According to statistics from the Earth Policy Institute (EPI) and the Global Wind Energy Council (GWEC), global wind energy grew by more than 40 gigawatts (GW) in 2012, reaching a total installed capacity of more than 280 GW. That’s an annual increase of more than 16 percent.

In a joint report released with Greenpeace International last fall, GWEC proposes various scenarios for growth in the industry, which vary according to worldwide policy trends. The scenarios suggest that the installed capacity of global wind energy could reach anywhere from 587 GW to 1,100 GW by 2020.

Exponential growth is the operative phrase, as even the most conservative of these estimates projects a doubling of capacity in the next decade.

Coincidentally, this surge in growth is led by a country more commonly associated with less-green energy policies. China is the world’s wind-power leader. It installed roughly 13,000 megawatts of capacity in 2012, bringing the country’s total to 75 GW, one quarter of global capacity.

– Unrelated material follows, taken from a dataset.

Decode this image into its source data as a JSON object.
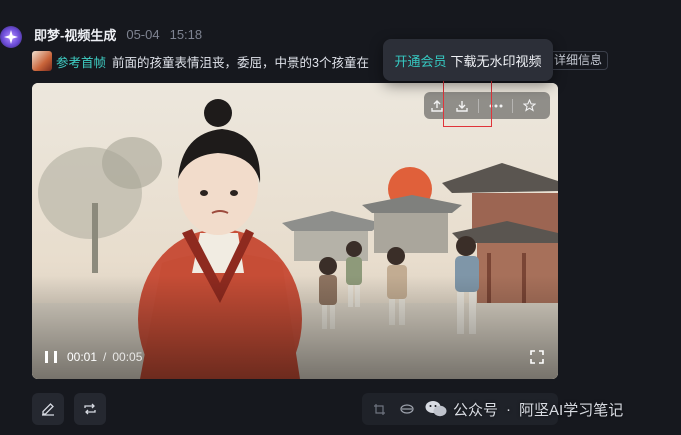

The United States is a close second to China with 60 GW of wind capacity currently installed. Last year was a banner year in the United States, with 13 GW installed, more than any other technology.

China and the United States are not the only nations with a burgeoning wind- power industry. EPI notes growing, if not yet large, wind-power industries in Europe, Asia, Latin America and Africa. It highlights Denmark for having the highest proportion of power from wind. Currently, that number stands at 30 percent with a target of 50 percent by 2020.